In the end the crowd had to wait for the scoreboard to confirm the result, as even the final sprint to the line gave an unclear outcome.
With sprint points up for grabs every ten laps, it took until lap thirsty for Aberdonian Evans to get on the board, but two wins and a second place in quick succession put them in the lead, and gave them a grip on the race. Off the front for a while with the Australians and Polish, they tried to gain a lap, but the bunch worked hard to bring them back. No drama at this point, as they continued to chip away, adding to their points tally.
However inside the final 10 laps it was still tight on the leaderboard before a big crash just beyond the finish line saw three riders go down. Initially the race continued, GB stealing a march before with just two to go, victory looking like a forgone conclusion, before the commissaires stopped the race and reset the counter to nine laps to go – the right decision to get medical attention the injured riders.
From the restart it was a tense affair, the Brits slightly out of position, but a massive turn from Evans to move them up, before swinging Barker in to finish the job saw them cross the line third and secure the World title.
The crowd, who had been treated to a memorable session, loved it, and so did Evans, as she said:
“It’s a bit surreal. You come into it, and you know you’re in a good place, albeit I had a training crash last week, but apart from that I knew I was in a good place, and if we get the luck on the day we can do this. So it’s really nice that it came together and we came away World Champions!

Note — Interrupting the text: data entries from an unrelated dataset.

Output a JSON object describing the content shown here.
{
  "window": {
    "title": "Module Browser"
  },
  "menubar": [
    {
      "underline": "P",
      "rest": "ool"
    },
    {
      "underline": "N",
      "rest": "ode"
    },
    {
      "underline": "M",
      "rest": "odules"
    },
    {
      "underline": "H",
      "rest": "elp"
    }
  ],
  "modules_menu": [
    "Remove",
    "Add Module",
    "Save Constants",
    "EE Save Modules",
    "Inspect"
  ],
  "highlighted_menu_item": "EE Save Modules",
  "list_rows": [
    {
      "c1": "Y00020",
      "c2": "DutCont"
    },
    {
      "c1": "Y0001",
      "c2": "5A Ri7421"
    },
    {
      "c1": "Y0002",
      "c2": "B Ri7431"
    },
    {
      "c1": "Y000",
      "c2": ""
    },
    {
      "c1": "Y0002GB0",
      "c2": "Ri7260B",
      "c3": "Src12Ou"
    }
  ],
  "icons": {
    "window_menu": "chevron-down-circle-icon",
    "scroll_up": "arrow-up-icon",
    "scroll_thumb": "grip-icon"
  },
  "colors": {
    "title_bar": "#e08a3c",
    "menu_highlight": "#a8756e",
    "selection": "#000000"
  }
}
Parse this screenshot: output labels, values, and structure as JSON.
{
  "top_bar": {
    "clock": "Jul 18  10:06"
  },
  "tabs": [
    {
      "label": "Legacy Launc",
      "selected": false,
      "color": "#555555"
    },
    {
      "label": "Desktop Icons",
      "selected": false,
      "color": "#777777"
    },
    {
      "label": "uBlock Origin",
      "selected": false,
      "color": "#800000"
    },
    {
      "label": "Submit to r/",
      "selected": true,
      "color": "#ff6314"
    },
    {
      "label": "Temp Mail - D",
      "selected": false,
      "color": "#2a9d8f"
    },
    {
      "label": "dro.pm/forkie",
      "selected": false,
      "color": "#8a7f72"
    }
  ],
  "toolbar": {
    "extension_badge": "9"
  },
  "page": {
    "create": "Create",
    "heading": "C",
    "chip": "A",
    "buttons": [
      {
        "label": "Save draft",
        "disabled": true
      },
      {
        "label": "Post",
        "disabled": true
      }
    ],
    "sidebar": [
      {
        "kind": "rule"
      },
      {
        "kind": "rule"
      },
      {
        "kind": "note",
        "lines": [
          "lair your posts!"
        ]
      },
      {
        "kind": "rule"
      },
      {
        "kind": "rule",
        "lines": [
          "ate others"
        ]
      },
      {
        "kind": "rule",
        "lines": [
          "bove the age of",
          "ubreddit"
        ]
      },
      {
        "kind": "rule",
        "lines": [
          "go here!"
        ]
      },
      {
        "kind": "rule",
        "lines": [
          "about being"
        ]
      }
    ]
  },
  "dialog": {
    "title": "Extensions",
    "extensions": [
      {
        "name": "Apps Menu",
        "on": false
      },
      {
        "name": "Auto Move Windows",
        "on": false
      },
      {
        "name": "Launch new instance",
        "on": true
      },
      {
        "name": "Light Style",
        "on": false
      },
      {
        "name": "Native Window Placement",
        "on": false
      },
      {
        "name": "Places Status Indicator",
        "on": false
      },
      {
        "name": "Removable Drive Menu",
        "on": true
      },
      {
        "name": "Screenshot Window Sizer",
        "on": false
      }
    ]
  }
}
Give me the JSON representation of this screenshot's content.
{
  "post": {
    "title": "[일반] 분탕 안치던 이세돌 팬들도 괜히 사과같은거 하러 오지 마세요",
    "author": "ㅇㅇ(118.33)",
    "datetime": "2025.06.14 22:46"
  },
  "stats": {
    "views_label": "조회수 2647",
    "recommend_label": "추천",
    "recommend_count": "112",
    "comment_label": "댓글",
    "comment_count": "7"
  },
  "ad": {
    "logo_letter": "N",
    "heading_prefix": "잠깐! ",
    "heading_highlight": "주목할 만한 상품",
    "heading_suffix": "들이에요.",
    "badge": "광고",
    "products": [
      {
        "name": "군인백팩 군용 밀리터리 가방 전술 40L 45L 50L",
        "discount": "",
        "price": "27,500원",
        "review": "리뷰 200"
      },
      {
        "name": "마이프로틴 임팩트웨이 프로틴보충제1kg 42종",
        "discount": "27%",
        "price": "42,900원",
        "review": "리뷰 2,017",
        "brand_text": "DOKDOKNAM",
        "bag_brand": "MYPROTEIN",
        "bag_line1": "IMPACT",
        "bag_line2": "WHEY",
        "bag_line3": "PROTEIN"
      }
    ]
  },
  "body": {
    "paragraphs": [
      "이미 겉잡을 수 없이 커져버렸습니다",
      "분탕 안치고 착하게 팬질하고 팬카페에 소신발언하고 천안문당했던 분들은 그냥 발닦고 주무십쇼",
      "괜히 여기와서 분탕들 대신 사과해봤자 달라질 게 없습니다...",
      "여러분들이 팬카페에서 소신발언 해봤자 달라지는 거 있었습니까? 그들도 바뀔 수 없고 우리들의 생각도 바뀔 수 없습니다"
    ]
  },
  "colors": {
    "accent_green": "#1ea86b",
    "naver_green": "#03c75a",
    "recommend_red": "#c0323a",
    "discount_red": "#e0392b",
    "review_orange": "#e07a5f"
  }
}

“Racing the World Championships in itself is special. So to do it in front of a home crowd, in the velodrome I learnt to ride on, and so many people up in the stands cheering you on, it’s incredible.”
Asked if it takes the pressure off her Points Race World title defence tomorrow, she added:
“Yes and no! Obviously this is going to have taken quite a chunk out of me, so I’m not going into tomorrow fresh, but I also know that I’m in a good place physically and had a lot of fun racing tonight – it was carnage but I really enjoyed it. So, I just want to go out and have fun tomorrow and if I can defend it then brilliant, but if not I’m going to give it a good go.”
Jack Carlin put the icing on the cake of what can only be described as a magic Monday, getting the better of his nemesis Mateusz Rudyk of Poland, to clinch sprint bronze.
Looking good in qualifying yesterday, he drew the seemingly unassailable Harrie Lavreysen in the semi-finals, and despite a brilliant second ride, came up just short, meaning it was a battle for bronze that he must face.
In the first match up Carlin was tactically perfect, holding the front as the pace wound up, before forcing his opponent the long way round the track, diving down to the black line with 200 to go and holding him off.
That set up two chances at a medal, and Carlin wasn’t going to mess about. Coming from the back this time, he rushed the gap down the backstraight to get onto Rudyk’s shoulder, before an almighty tussle round the bend and down the home straight.
Then came the throw of his life to take it on the line – when it flashed up on the scoreboard the crowd went wild and the Paisley man soaked up the adoration, arms aloft.
Reflecting afterwards in typically honest fashion, Carlin said:
“Am I disappointed – yes – I still want to win in front of my home crowd, but I’ve still got that opportunity in the Keirin now and I’m really confident after that. I’m proud of what I did tonight – I think if it wasn’t here I’d be a bit disappointed, but because it’s Glasgow, they were all celebrating and jumping with joy. I’ve loved every second of racing here so far and it’s been one of the best experiences of my cycling career and I hope I can replicate it in the next couple of days.”
Scottish riders have now won 12 medals at these World Championships so far, with plenty more opportunities to come, starting with Fachie and Evans tomorrow, whilst Mark Stewart joins the ‘super worlds’ party in the Madison and Anna Shackley goes in the Mixed TTT around Glasgow city centre.